Weathering and Erosion are different in a sense that Erosional processes MOVE materials away from their original spots and weathering does not do that.
i wldnt go into the ghastly details, though i would love to, you'd have to take A-Level geography for that!
I havent been onto the islet YET, as from what ive read, the NParks has made it now illegal to go onto the islet without a permit.
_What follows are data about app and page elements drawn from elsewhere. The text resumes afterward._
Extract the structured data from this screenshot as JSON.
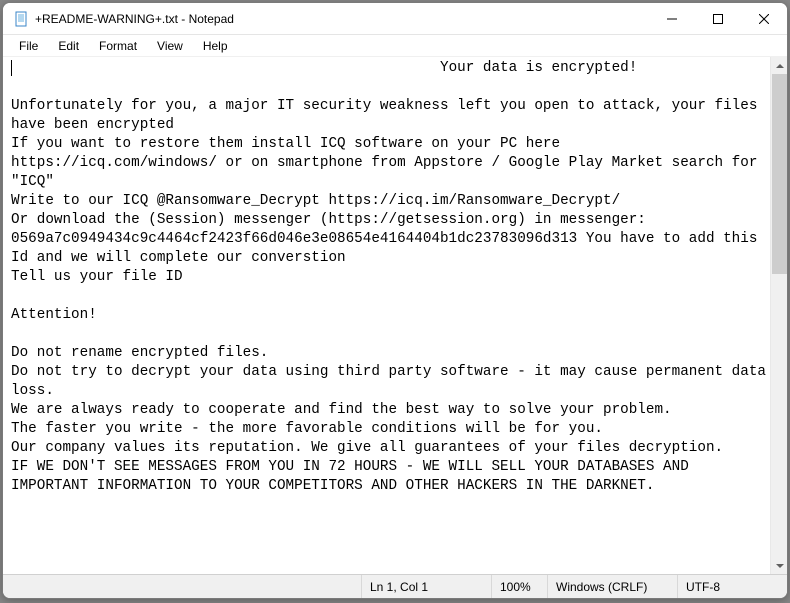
{
  "titlebar": {
    "title": "+README-WARNING+.txt - Notepad"
  },
  "menubar": {
    "items": [
      "File",
      "Edit",
      "Format",
      "View",
      "Help"
    ]
  },
  "content": {
    "text": "                                                  Your data is encrypted!\n\nUnfortunately for you, a major IT security weakness left you open to attack, your files have been encrypted\nIf you want to restore them install ICQ software on your PC here https://icq.com/windows/ or on smartphone from Appstore / Google Play Market search for \"ICQ\"\nWrite to our ICQ @Ransomware_Decrypt https://icq.im/Ransomware_Decrypt/\nOr download the (Session) messenger (https://getsession.org) in messenger: 0569a7c0949434c9c4464cf2423f66d046e3e08654e4164404b1dc23783096d313 You have to add this Id and we will complete our converstion\nTell us your file ID\n\nAttention!\n\nDo not rename encrypted files.\nDo not try to decrypt your data using third party software - it may cause permanent data loss.\nWe are always ready to cooperate and find the best way to solve your problem.\nThe faster you write - the more favorable conditions will be for you.\nOur company values its reputation. We give all guarantees of your files decryption.\nIF WE DON'T SEE MESSAGES FROM YOU IN 72 HOURS - WE WILL SELL YOUR DATABASES AND IMPORTANT INFORMATION TO YOUR COMPETITORS AND OTHER HACKERS IN THE DARKNET."
  },
  "statusbar": {
    "position": "Ln 1, Col 1",
    "zoom": "100%",
    "lineending": "Windows (CRLF)",
    "encoding": "UTF-8"
  }
}
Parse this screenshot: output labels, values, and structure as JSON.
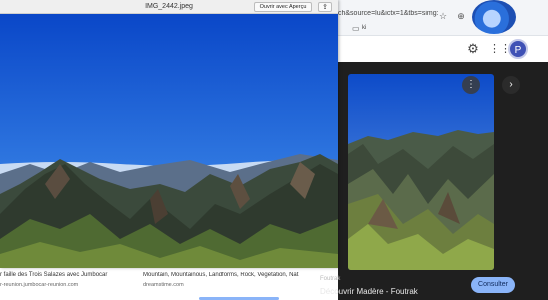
{
  "browser": {
    "url": "ch&source=lu&ictx=1&tbs=simg:C",
    "bookmark_folder": "ki",
    "avatar_initial": "P"
  },
  "preview": {
    "filename": "IMG_2442.jpeg",
    "open_with_label": "Ouvrir avec Aperçu",
    "share_icon": "share-icon"
  },
  "viewer": {
    "source": "Foutrak",
    "title": "Découvrir Madère - Foutrak",
    "visit_label": "Consulter"
  },
  "results": [
    {
      "title": "r faille des Trois Salazes avec Jumbocar",
      "site": "r-reunion.jumbocar-reunion.com"
    },
    {
      "title": "Mountain, Mountainous, Landforms, Rock, Vegetation, Nat...",
      "site": "dreamstime.com"
    }
  ],
  "colors": {
    "accent": "#8ab4f8",
    "avatar": "#3f51b5",
    "sky": "#1f5fd6"
  }
}
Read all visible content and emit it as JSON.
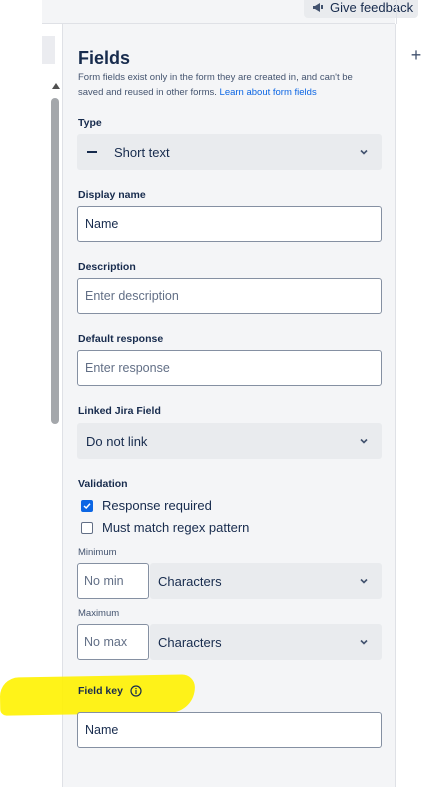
{
  "header": {
    "feedback_label": "Give feedback"
  },
  "panel": {
    "title": "Fields",
    "description": "Form fields exist only in the form they are created in, and can't be saved and reused in other forms.",
    "learn_link": "Learn about form fields",
    "type": {
      "label": "Type",
      "value": "Short text"
    },
    "display_name": {
      "label": "Display name",
      "value": "Name"
    },
    "description_field": {
      "label": "Description",
      "placeholder": "Enter description"
    },
    "default_response": {
      "label": "Default response",
      "placeholder": "Enter response"
    },
    "linked_jira": {
      "label": "Linked Jira Field",
      "value": "Do not link"
    },
    "validation": {
      "label": "Validation",
      "options": [
        {
          "label": "Response required",
          "checked": true
        },
        {
          "label": "Must match regex pattern",
          "checked": false
        }
      ]
    },
    "minimum": {
      "label": "Minimum",
      "placeholder": "No min",
      "unit": "Characters"
    },
    "maximum": {
      "label": "Maximum",
      "placeholder": "No max",
      "unit": "Characters"
    },
    "field_key": {
      "label": "Field key",
      "value": "Name"
    }
  },
  "colors": {
    "accent": "#0c66e4",
    "highlight": "#fff200",
    "panel_bg": "#f4f5f7"
  },
  "icons": {
    "feedback": "megaphone-icon",
    "add": "plus-icon",
    "info": "info-icon",
    "chevron": "chevron-down-icon"
  }
}
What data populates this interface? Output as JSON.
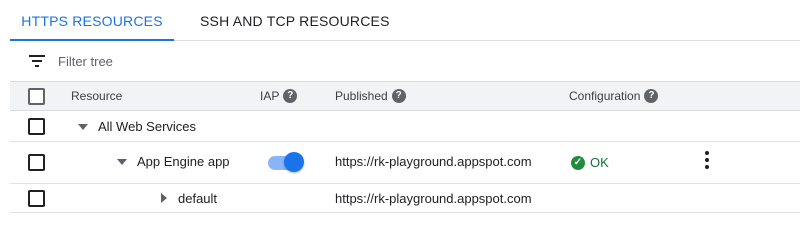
{
  "tabs": [
    {
      "label": "HTTPS RESOURCES",
      "active": true
    },
    {
      "label": "SSH AND TCP RESOURCES",
      "active": false
    }
  ],
  "filter": {
    "placeholder": "Filter tree",
    "value": "",
    "icon": "filter-list-icon"
  },
  "table": {
    "columns": [
      {
        "label": "Resource",
        "help": false
      },
      {
        "label": "IAP",
        "help": true
      },
      {
        "label": "Published",
        "help": true
      },
      {
        "label": "Configuration",
        "help": true
      }
    ],
    "help_glyph": "?",
    "rows": [
      {
        "resource": "All Web Services",
        "expanded": true,
        "iap": null,
        "published": "",
        "configuration": ""
      },
      {
        "resource": "App Engine app",
        "expanded": true,
        "iap": true,
        "published": "https://rk-playground.appspot.com",
        "configuration": "OK"
      },
      {
        "resource": "default",
        "expanded": false,
        "iap": null,
        "published": "https://rk-playground.appspot.com",
        "configuration": ""
      }
    ]
  },
  "colors": {
    "accent": "#1a73e8",
    "ok": "#1e8e3e",
    "toggle_track": "#8ab4f8"
  }
}
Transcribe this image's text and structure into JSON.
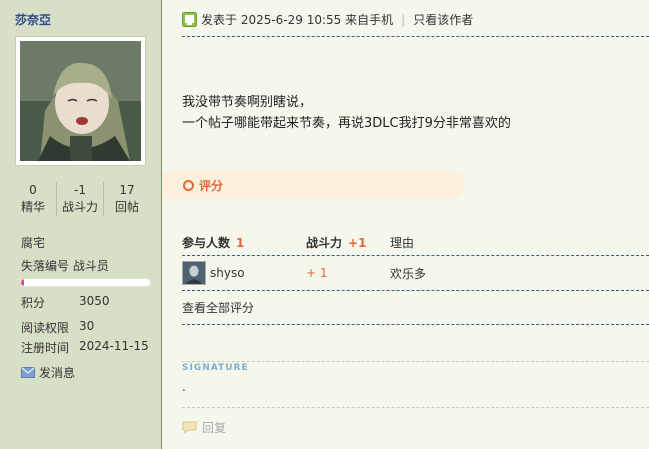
{
  "user": {
    "name": "莎奈亞",
    "stats": [
      {
        "num": "0",
        "label": "精华"
      },
      {
        "num": "-1",
        "label": "战斗力"
      },
      {
        "num": "17",
        "label": "回帖"
      }
    ],
    "rank": "腐宅",
    "group": "失落编号 战斗员",
    "progress": 0.02,
    "info": [
      {
        "k": "积分",
        "v": "3050"
      },
      {
        "k": "阅读权限",
        "v": "30"
      },
      {
        "k": "注册时间",
        "v": "2024-11-15"
      }
    ],
    "send_message": "发消息"
  },
  "post": {
    "posted_info": "发表于 2025-6-29 10:55 来自手机",
    "only_author": "只看该作者",
    "lines": [
      "我没带节奏啊别瞎说，",
      "一个帖子哪能带起来节奏，再说3DLC我打9分非常喜欢的"
    ]
  },
  "rating": {
    "title": "评分",
    "headers": {
      "participants": "参与人数",
      "participants_count": "1",
      "power": "战斗力",
      "power_total": "+1",
      "reason": "理由"
    },
    "rows": [
      {
        "user": "shyso",
        "score": "+ 1",
        "reason": "欢乐多"
      }
    ],
    "view_all": "查看全部评分"
  },
  "signature": {
    "label": "SIGNATURE",
    "text": "."
  },
  "actions": {
    "reply": "回复"
  },
  "colors": {
    "sidebar_bg": "#d8dfc7",
    "main_bg": "#f5f6ec",
    "accent_orange": "#e06a3a",
    "name_blue": "#2a4a8a",
    "progress_fill": "#e0439a"
  }
}
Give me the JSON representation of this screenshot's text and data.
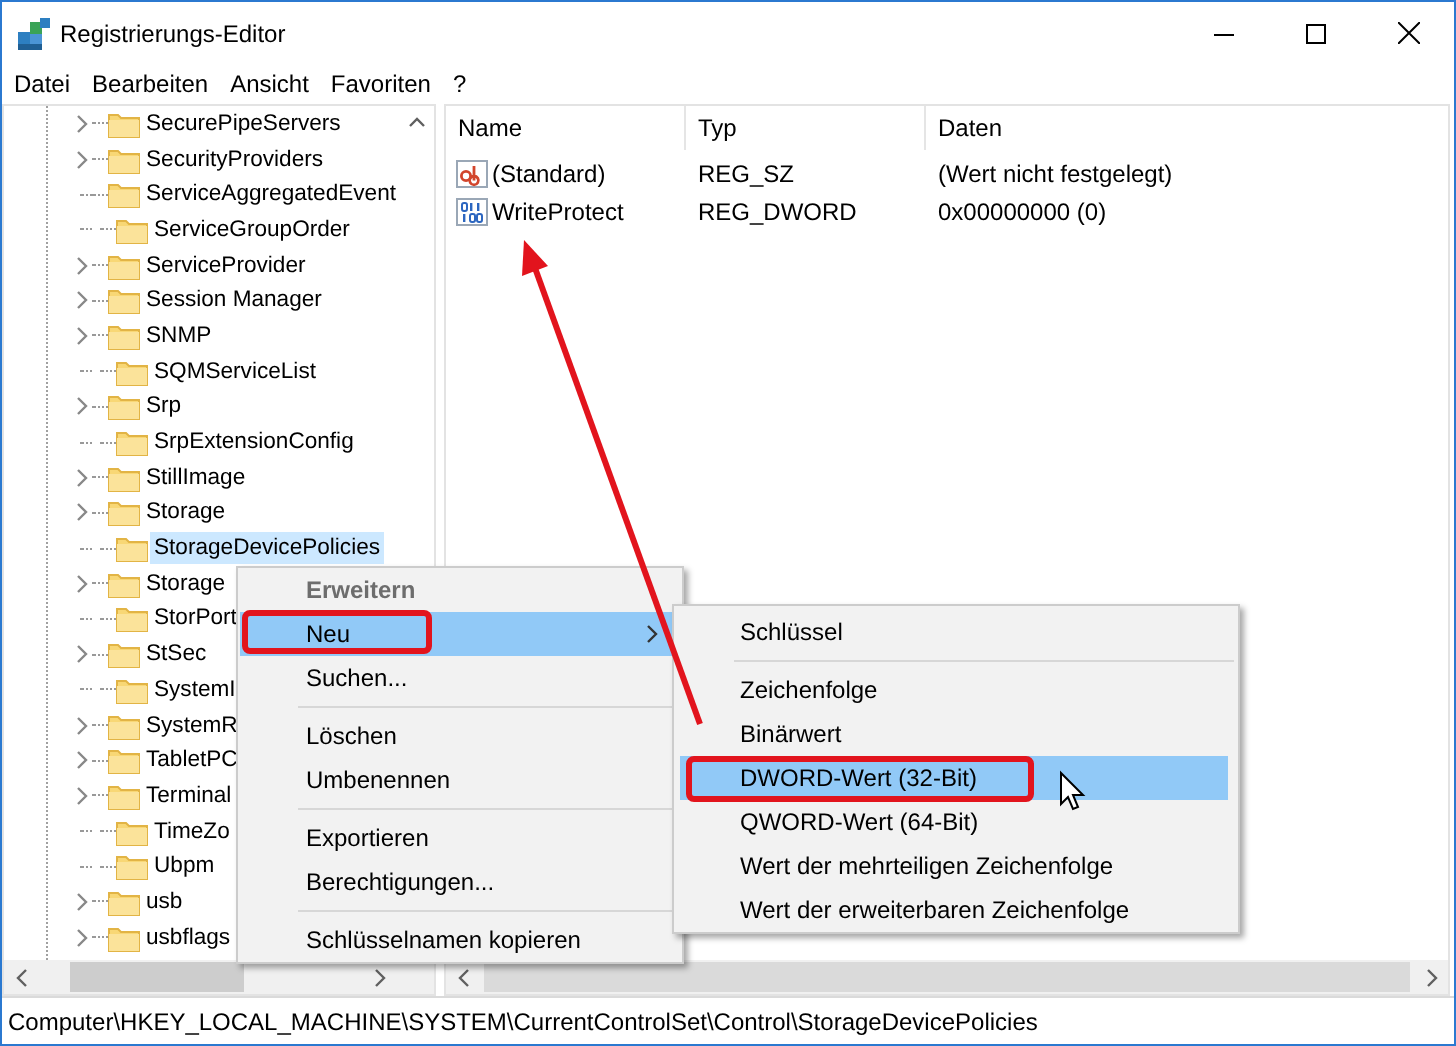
{
  "window": {
    "title": "Registrierungs-Editor"
  },
  "menu_bar": [
    "Datei",
    "Bearbeiten",
    "Ansicht",
    "Favoriten",
    "?"
  ],
  "tree": {
    "items": [
      {
        "label": "SecurePipeServers",
        "expandable": true,
        "selected": false
      },
      {
        "label": "SecurityProviders",
        "expandable": true,
        "selected": false
      },
      {
        "label": "ServiceAggregatedEvent",
        "expandable": false,
        "selected": false
      },
      {
        "label": "ServiceGroupOrder",
        "expandable": false,
        "selected": false
      },
      {
        "label": "ServiceProvider",
        "expandable": true,
        "selected": false
      },
      {
        "label": "Session Manager",
        "expandable": true,
        "selected": false
      },
      {
        "label": "SNMP",
        "expandable": true,
        "selected": false
      },
      {
        "label": "SQMServiceList",
        "expandable": false,
        "selected": false
      },
      {
        "label": "Srp",
        "expandable": true,
        "selected": false
      },
      {
        "label": "SrpExtensionConfig",
        "expandable": false,
        "selected": false
      },
      {
        "label": "StillImage",
        "expandable": true,
        "selected": false
      },
      {
        "label": "Storage",
        "expandable": true,
        "selected": false
      },
      {
        "label": "StorageDevicePolicies",
        "expandable": false,
        "selected": true
      },
      {
        "label": "Storage",
        "expandable": true,
        "selected": false
      },
      {
        "label": "StorPort",
        "expandable": false,
        "selected": false
      },
      {
        "label": "StSec",
        "expandable": true,
        "selected": false
      },
      {
        "label": "SystemI",
        "expandable": false,
        "selected": false
      },
      {
        "label": "SystemR",
        "expandable": true,
        "selected": false
      },
      {
        "label": "TabletPC",
        "expandable": true,
        "selected": false
      },
      {
        "label": "Terminal",
        "expandable": true,
        "selected": false
      },
      {
        "label": "TimeZo",
        "expandable": false,
        "selected": false
      },
      {
        "label": "Ubpm",
        "expandable": false,
        "selected": false
      },
      {
        "label": "usb",
        "expandable": true,
        "selected": false
      },
      {
        "label": "usbflags",
        "expandable": true,
        "selected": false
      }
    ]
  },
  "values": {
    "columns": [
      "Name",
      "Typ",
      "Daten"
    ],
    "rows": [
      {
        "kind": "string",
        "name": "(Standard)",
        "type": "REG_SZ",
        "data": "(Wert nicht festgelegt)"
      },
      {
        "kind": "binary",
        "name": "WriteProtect",
        "type": "REG_DWORD",
        "data": "0x00000000 (0)"
      }
    ]
  },
  "context_menu": {
    "items": [
      {
        "kind": "item",
        "label": "Erweitern",
        "default": true,
        "disabled": true,
        "submenu": false,
        "selected": false,
        "circled": false
      },
      {
        "kind": "item",
        "label": "Neu",
        "default": false,
        "disabled": false,
        "submenu": true,
        "selected": true,
        "circled": true
      },
      {
        "kind": "item",
        "label": "Suchen...",
        "default": false,
        "disabled": false,
        "submenu": false,
        "selected": false,
        "circled": false
      },
      {
        "kind": "separator"
      },
      {
        "kind": "item",
        "label": "Löschen",
        "default": false,
        "disabled": false,
        "submenu": false,
        "selected": false,
        "circled": false
      },
      {
        "kind": "item",
        "label": "Umbenennen",
        "default": false,
        "disabled": false,
        "submenu": false,
        "selected": false,
        "circled": false
      },
      {
        "kind": "separator"
      },
      {
        "kind": "item",
        "label": "Exportieren",
        "default": false,
        "disabled": false,
        "submenu": false,
        "selected": false,
        "circled": false
      },
      {
        "kind": "item",
        "label": "Berechtigungen...",
        "default": false,
        "disabled": false,
        "submenu": false,
        "selected": false,
        "circled": false
      },
      {
        "kind": "separator"
      },
      {
        "kind": "item",
        "label": "Schlüsselnamen kopieren",
        "default": false,
        "disabled": false,
        "submenu": false,
        "selected": false,
        "circled": false
      }
    ]
  },
  "submenu": {
    "items": [
      {
        "kind": "item",
        "label": "Schlüssel",
        "selected": false,
        "circled": false
      },
      {
        "kind": "separator"
      },
      {
        "kind": "item",
        "label": "Zeichenfolge",
        "selected": false,
        "circled": false
      },
      {
        "kind": "item",
        "label": "Binärwert",
        "selected": false,
        "circled": false
      },
      {
        "kind": "item",
        "label": "DWORD-Wert (32-Bit)",
        "selected": true,
        "circled": true
      },
      {
        "kind": "item",
        "label": "QWORD-Wert (64-Bit)",
        "selected": false,
        "circled": false
      },
      {
        "kind": "item",
        "label": "Wert der mehrteiligen Zeichenfolge",
        "selected": false,
        "circled": false
      },
      {
        "kind": "item",
        "label": "Wert der erweiterbaren Zeichenfolge",
        "selected": false,
        "circled": false
      }
    ]
  },
  "annotation_arrow": true,
  "status_bar": "Computer\\HKEY_LOCAL_MACHINE\\SYSTEM\\CurrentControlSet\\Control\\StorageDevicePolicies"
}
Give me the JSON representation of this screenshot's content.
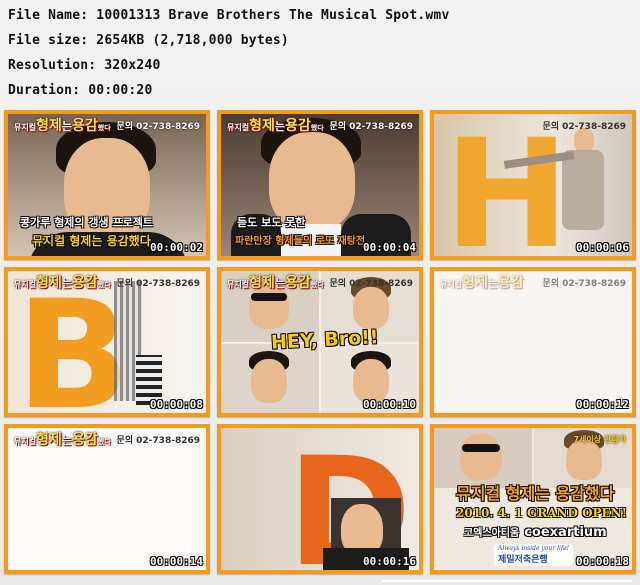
{
  "file_info": {
    "name_line": "File Name: 10001313 Brave Brothers The Musical Spot.wmv",
    "size_line": "File size: 2654KB (2,718,000 bytes)",
    "resolution_line": "Resolution: 320x240",
    "duration_line": "Duration: 00:00:20"
  },
  "logo": {
    "prefix": "뮤지컬",
    "title_a": "형제",
    "mid": "는",
    "title_b": "용감",
    "suffix": "했다"
  },
  "contact": "문의 02-738-8269",
  "thumbnails": [
    {
      "timestamp": "00:00:02",
      "caption_line1": "콩가루 형제의 갱생 프로젝트",
      "caption_line2": "뮤지컬 형제는 용감했다"
    },
    {
      "timestamp": "00:00:04",
      "caption_line1": "듣도 보도 못한",
      "caption_line2": "파란만장 형제들의 로또 재탕전"
    },
    {
      "timestamp": "00:00:06",
      "letter": "H"
    },
    {
      "timestamp": "00:00:08",
      "letter": "B"
    },
    {
      "timestamp": "00:00:10",
      "caption_line1": "HEY, Bro!!"
    },
    {
      "timestamp": "00:00:12"
    },
    {
      "timestamp": "00:00:14"
    },
    {
      "timestamp": "00:00:16",
      "letter": "D"
    },
    {
      "timestamp": "00:00:18",
      "badge": "7세이상 관람가",
      "title": "뮤지컬 형제는 용감했다",
      "open_line": "2010. 4. 1 GRAND OPEN!",
      "venue_ko": "코엑스아티움",
      "venue_en": "coexartium",
      "sponsor_tagline": "Always inside your life!",
      "sponsor": "제일저축은행"
    }
  ],
  "colors": {
    "frame": "#f39a1f",
    "accent_yellow": "#ffd200",
    "caption_orange": "#ff9a1a"
  }
}
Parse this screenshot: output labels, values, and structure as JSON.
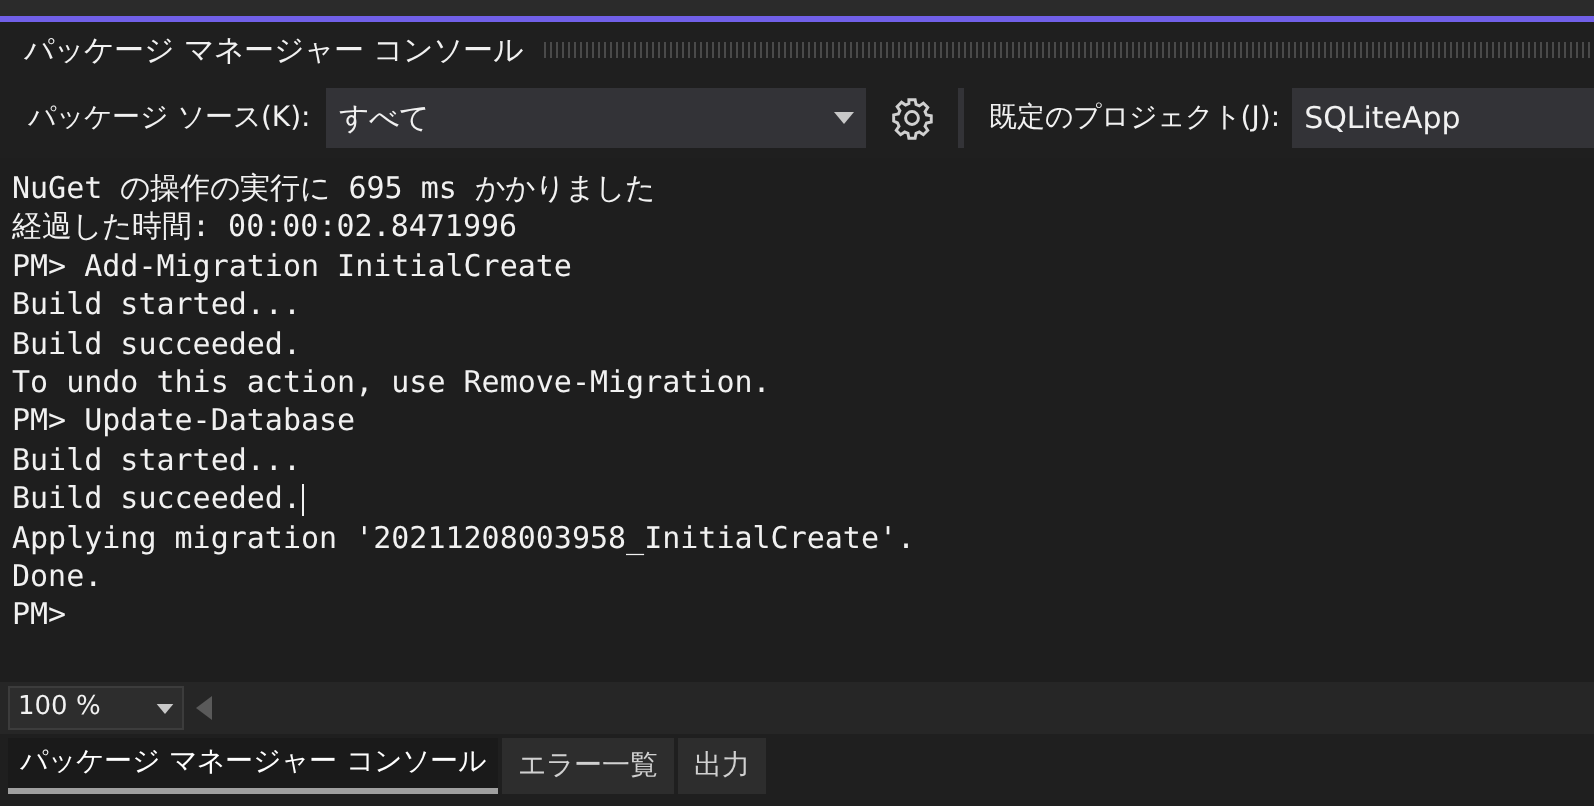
{
  "panel": {
    "title": "パッケージ マネージャー コンソール"
  },
  "toolbar": {
    "source_label": "パッケージ ソース(K):",
    "source_value": "すべて",
    "project_label": "既定のプロジェクト(J):",
    "project_value": "SQLiteApp"
  },
  "console": {
    "lines": [
      {
        "text": "NuGet の操作の実行に 695 ms かかりました",
        "cursor": false
      },
      {
        "text": "経過した時間: 00:00:02.8471996",
        "cursor": false
      },
      {
        "text": "PM> Add-Migration InitialCreate",
        "cursor": false
      },
      {
        "text": "Build started...",
        "cursor": false
      },
      {
        "text": "Build succeeded.",
        "cursor": false
      },
      {
        "text": "To undo this action, use Remove-Migration.",
        "cursor": false
      },
      {
        "text": "PM> Update-Database",
        "cursor": false
      },
      {
        "text": "Build started...",
        "cursor": false
      },
      {
        "text": "Build succeeded.",
        "cursor": true
      },
      {
        "text": "Applying migration '20211208003958_InitialCreate'.",
        "cursor": false
      },
      {
        "text": "Done.",
        "cursor": false
      },
      {
        "text": "PM>",
        "cursor": false
      }
    ]
  },
  "zoom": {
    "value": "100 %"
  },
  "tabs": [
    {
      "label": "パッケージ マネージャー コンソール",
      "selected": true
    },
    {
      "label": "エラー一覧",
      "selected": false
    },
    {
      "label": "出力",
      "selected": false
    }
  ]
}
For people have been abusing the islet by illegally fishing and harvesting marine life like oysters and clams. good going folks.
anyways, to give you an idea of how the rocks are like on the islet:
these rocks arent here to stay forever, eventually the elements will weather it away into nothing. so it would be good to take a look before they are really gone.
I understand the desire to leave your mark (for i was once an avid doodler on school tables), but OMG DONT PEOPLE GROW OUT OF IT? if you enjoy doodling, do it on a piece of paper.
(and john im sorry it says john, im sure its not you)
you can visit http://www.simplygreen.com.sg/ubin/frogisle.htm for some REALLY GOOD PICTURES. i was totally blown away.
This rock is found on the main island of P.Ubin:
the vertical lines are really lines of weakness which would allow the entry of water for further weathering.
this is an example of how wave actions and water weather rocks and give them distinctive shapes (once again, ignore the two mad people)- if the rocks were bigger and the waves were stronger, the curved area would have formed a lagoon.
i know many people do not understand my obsession with rocks.
but if you think about it, rocks are really little bits of historical records of the changes that earth went through, take for example this:
this is something my friend Vithya saw in India, its termed "Krishna's butterball" - a granite rock perched on a smooth slope. yet it doesnt roll! isnt it a wonder?
no one has any idea how it got there, for its composition is totally different from the other rocks around it. some suggested that it is brought there by Glacial Erosion - which has the capcity to move huge materials. but that would mean that india had a totally diffferent climate in the past! see what i mean now?
and these are some limestone/chalk cliffs that John visited in Dover, England. these cliffs, too, take millions of years before they become cliffs.
so the next time you kick a stone out of your way, remember, you are really kicking bits of Earth's history!